Companies wanting to take advantage of DWDM architecture to transport their data can be put off by the relatively high cost that the high-speed system attracts, but Santanu Das, metro director at Optical Fibre Systems, says there is an alternative in the form of coarse wave division multiplexing (CWDM).
CWDM supports a number of different transport methods, including Gigabit Ethernet, and can be used to connect LANs over distances of up to around 150km. Das explains that CWDM is cheaper because of its shorter reach compared to DWDM.
He is also keen to defend the continuing existence of SDH despite the emergence of MPLS when it comes to quality of service issues. He says: "MPLS is a higher layer protocol, while SDH is still the dominant transmission layer protocol. SDH can provide the quality of service on the transmission layer and can support developing quality of service protocols such as resilient packet ring."
Cisco recognises both the benefits and deficiencies of SDH, and this is why it is promoting its MPLS Bandwidth Protection technology to service providers who are providing data services over traditional SDH voice networks.
SDH-based service providers have always allocated a dedicated spare extra channel of bandwidth for each customer so that if the original link goes down, traffic can be routed over the spare redundant link. This time division multiplexing (TDM) system is a wasteful way of using fibre for business connectivity and is costly to the provider, and hence to the customer.
TDM however is a well-performing system though, with a fast recovery time, following a failure, of under 60ms. What MPLS Bandwidth Protection enables is the same failure protection offered by TDM but the opportunity for service providers to use their redundant channels to also send data. It does this by calculating exactly how many back-up tunnels are really needed by the network at any given time, in response to traffic volumes.
Such solutions illustrate that there is still plenty of life in the existing war-horse SDH network, which is just as well as operators currently can't afford to completely rebuild parts of their core network.
While the various transport protocols, new and old alike, seem to be getting on well together in metro areas, what customers should always consider is that service providers will inevitably rely on a mixed-bag of transport solutions to deliver their metro access needs. But the management and quality of service issues that arise as a result, is something that users should pin their suppliers down on, as they don't have complete control of their network once portions of it leave their buildings.
- The nature of the IT traffic and its relevance to business continuity. Are the networks mission-critical (back office system for a bank or a retail e-commerce operation for instance), or are they just supporting day-to-day activities such as employee web access?

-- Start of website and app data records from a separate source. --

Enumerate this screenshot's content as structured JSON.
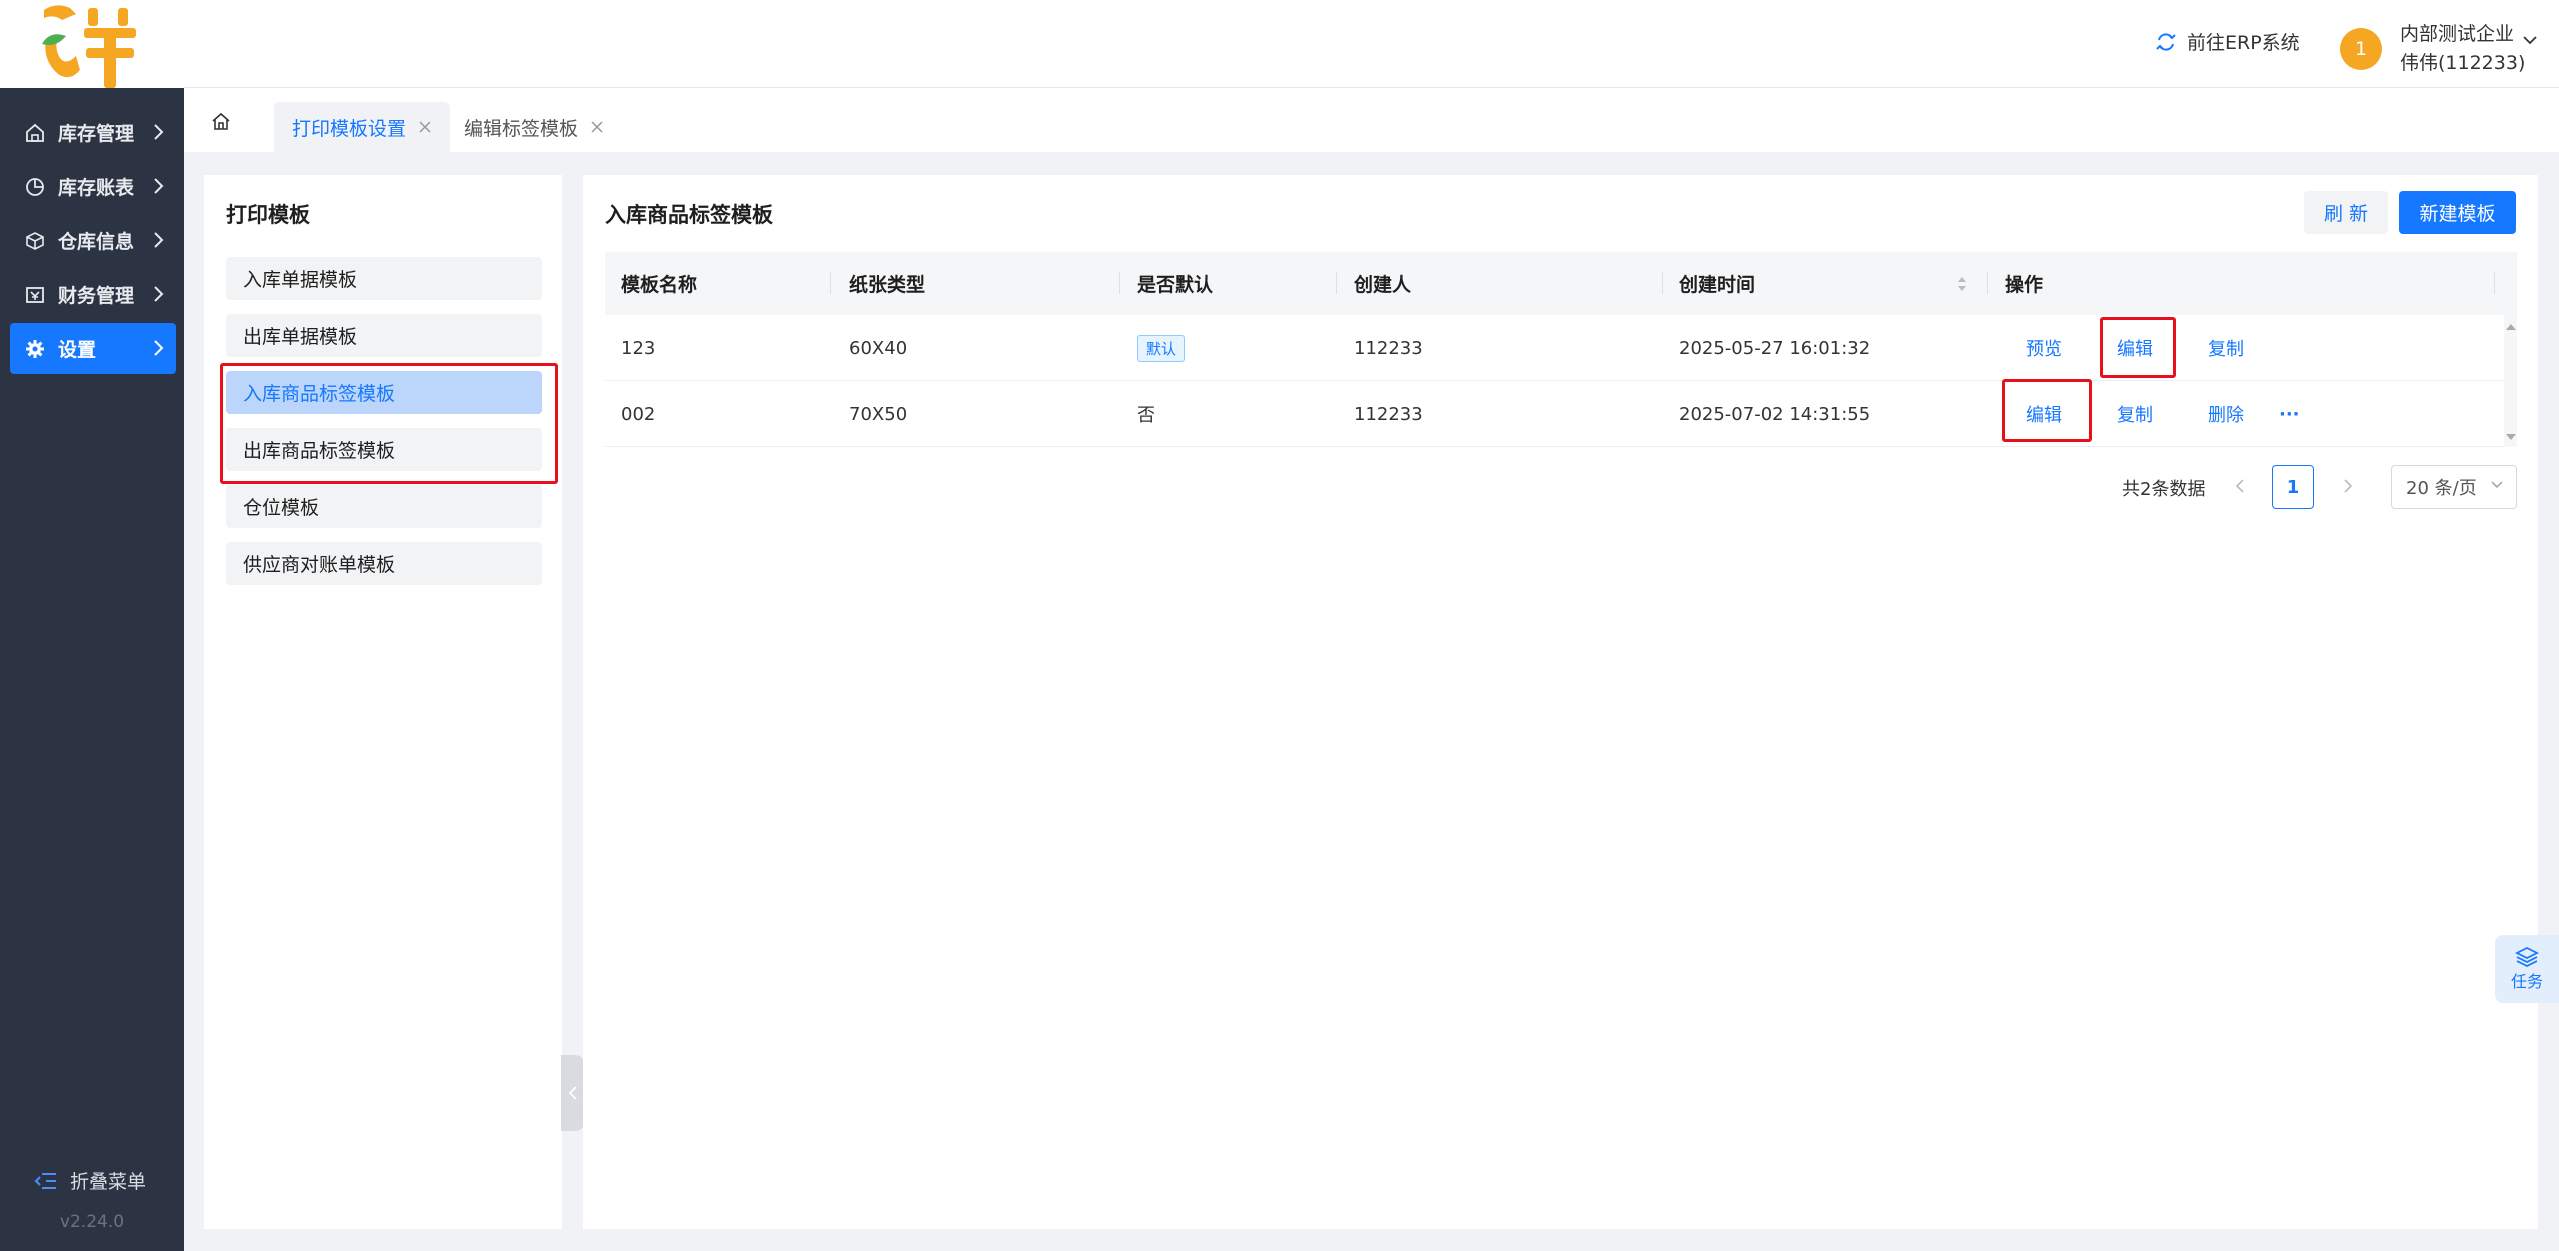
{
  "sidebar": {
    "items": [
      {
        "label": "库存管理",
        "icon": "home-stock-icon"
      },
      {
        "label": "库存账表",
        "icon": "pie-chart-icon"
      },
      {
        "label": "仓库信息",
        "icon": "cube-icon"
      },
      {
        "label": "财务管理",
        "icon": "finance-icon"
      },
      {
        "label": "设置",
        "icon": "gear-icon"
      }
    ],
    "active_index": 4,
    "collapse_label": "折叠菜单",
    "version": "v2.24.0"
  },
  "header": {
    "erp_link": "前往ERP系统",
    "avatar_text": "1",
    "company": "内部测试企业",
    "user": "伟伟(112233)"
  },
  "tabs": [
    {
      "label": "打印模板设置",
      "active": true
    },
    {
      "label": "编辑标签模板",
      "active": false
    }
  ],
  "left_panel": {
    "title": "打印模板",
    "items": [
      "入库单据模板",
      "出库单据模板",
      "入库商品标签模板",
      "出库商品标签模板",
      "仓位模板",
      "供应商对账单模板"
    ],
    "active_index": 2
  },
  "main": {
    "title": "入库商品标签模板",
    "refresh_label": "刷 新",
    "new_label": "新建模板",
    "columns": [
      "模板名称",
      "纸张类型",
      "是否默认",
      "创建人",
      "创建时间",
      "操作"
    ],
    "rows": [
      {
        "name": "123",
        "paper": "60X40",
        "default": "默认",
        "is_default": true,
        "creator": "112233",
        "created": "2025-05-27 16:01:32",
        "ops": [
          "预览",
          "编辑",
          "复制"
        ]
      },
      {
        "name": "002",
        "paper": "70X50",
        "default": "否",
        "is_default": false,
        "creator": "112233",
        "created": "2025-07-02 14:31:55",
        "ops": [
          "编辑",
          "复制",
          "删除",
          "···"
        ]
      }
    ],
    "pagination": {
      "total": "共2条数据",
      "page": "1",
      "page_size": "20 条/页"
    }
  },
  "task_widget": {
    "label": "任务"
  },
  "colors": {
    "primary": "#1677ff",
    "sidebar_bg": "#2c3443",
    "highlight_red": "#e8101a",
    "logo_orange": "#f5a623"
  }
}
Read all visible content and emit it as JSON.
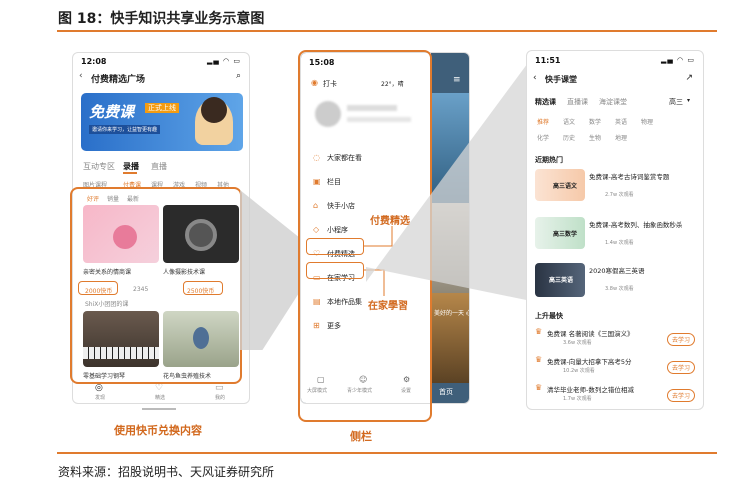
{
  "figure": {
    "title": "图 18：快手知识共享业务示意图",
    "source": "资料来源：招股说明书、天风证券研究所"
  },
  "p1": {
    "time": "12:08",
    "title": "付费精选广场",
    "banner": "免费课",
    "banner_sub": "正式上线",
    "banner_note": "邀请你来学习，让益智更有趣",
    "tabs": [
      "互动专区",
      "录播",
      "直播"
    ],
    "subtabs": [
      "图片课程",
      "付费课",
      "课程",
      "游戏",
      "视频",
      "其他"
    ],
    "chips": [
      "好评",
      "销量",
      "最新"
    ],
    "course1": "亲密关系的情商课",
    "course2": "人像摄影技术课",
    "price1": "2000快币",
    "price2": "2500快币",
    "teacher": "ShiX小团团的课",
    "views": "2345",
    "course3": "零基础学习钢琴",
    "course4": "花鸟鱼虫养殖技术",
    "nav": [
      "发现",
      "精选",
      "我的"
    ],
    "caption": "使用快币兑换内容"
  },
  "p2": {
    "time": "15:08",
    "checkin": "打卡",
    "weather": "22°，晴",
    "menu": [
      "大家都在看",
      "栏目",
      "快手小店",
      "小程序",
      "付费精选",
      "在家学习",
      "本地作品集",
      "更多"
    ],
    "bottom": [
      "大屏模式",
      "青少年模式",
      "设置"
    ],
    "label_fufei": "付费精选",
    "label_zaijia": "在家學習",
    "caption": "侧栏",
    "side_text": "美好的一天 心情开始",
    "home": "首页"
  },
  "p3": {
    "time": "11:51",
    "title": "快手课堂",
    "grade": "高三",
    "tabs": [
      "精选课",
      "直播课",
      "海淀课堂"
    ],
    "subjects": [
      "推荐",
      "语文",
      "数学",
      "英语",
      "物理",
      "化学",
      "历史",
      "生物",
      "地理"
    ],
    "hot_title": "近期热门",
    "hot": [
      {
        "title": "免费课-高考古诗词鉴赏专题",
        "thumb": "高三语文",
        "meta": "2.7w 次观看"
      },
      {
        "title": "免费课-高考数列、抽象函数秒杀",
        "thumb": "高三数学",
        "meta": "1.4w 次观看"
      },
      {
        "title": "2020寒假高三英语",
        "thumb": "高三英语",
        "meta": "3.8w 次观看"
      }
    ],
    "up_title": "上升最快",
    "up": [
      {
        "title": "免费课 名著阅读《三国演义》",
        "meta": "3.6w 次观看"
      },
      {
        "title": "免费课-向量大招拿下高考5分",
        "meta": "10.2w 次观看"
      },
      {
        "title": "清华毕业老师-数列之错位相减",
        "meta": "1.7w 次观看"
      }
    ],
    "btn": "去学习"
  }
}
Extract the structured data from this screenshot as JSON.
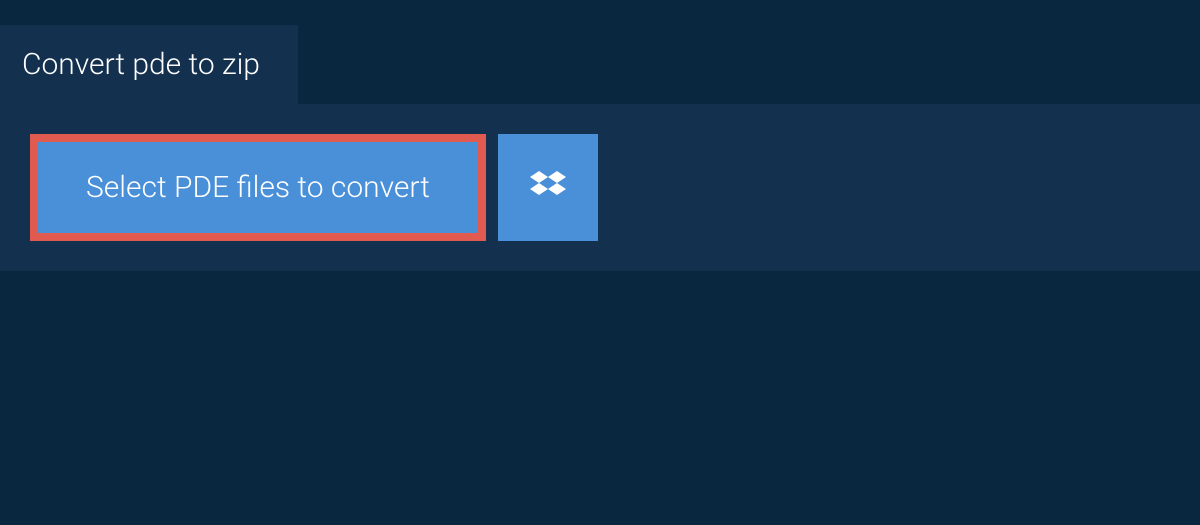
{
  "tab": {
    "label": "Convert pde to zip"
  },
  "actions": {
    "select_files_label": "Select PDE files to convert"
  }
}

- The quantity and profile of the traffic. Is it multi-gigabit per second or a few megabits per second, and is it highly variable according to the time of day?
- The network quality of service requirements for the applications being used. E-mail and web browsing do not require special handling whilst voice over IP (VoIP) and real-time storage replication do.
- The cost and availability of the services available from the network providers available. Will providers lease or sell fibres to the enterprise? Do they support managed storage or managed wavelength services? What is the relative cost of leased SDH circuits versus leased fibre or managed ATM services?
- What are the size and geographic distribution of the enterprise sites to be connected and what is the optimum network topology to support the IT infrastructure? Does the enterprise have many small branch offices that need to be connected to HQ storage and application servers, or does the business consist of a few campus sites in a major city centre?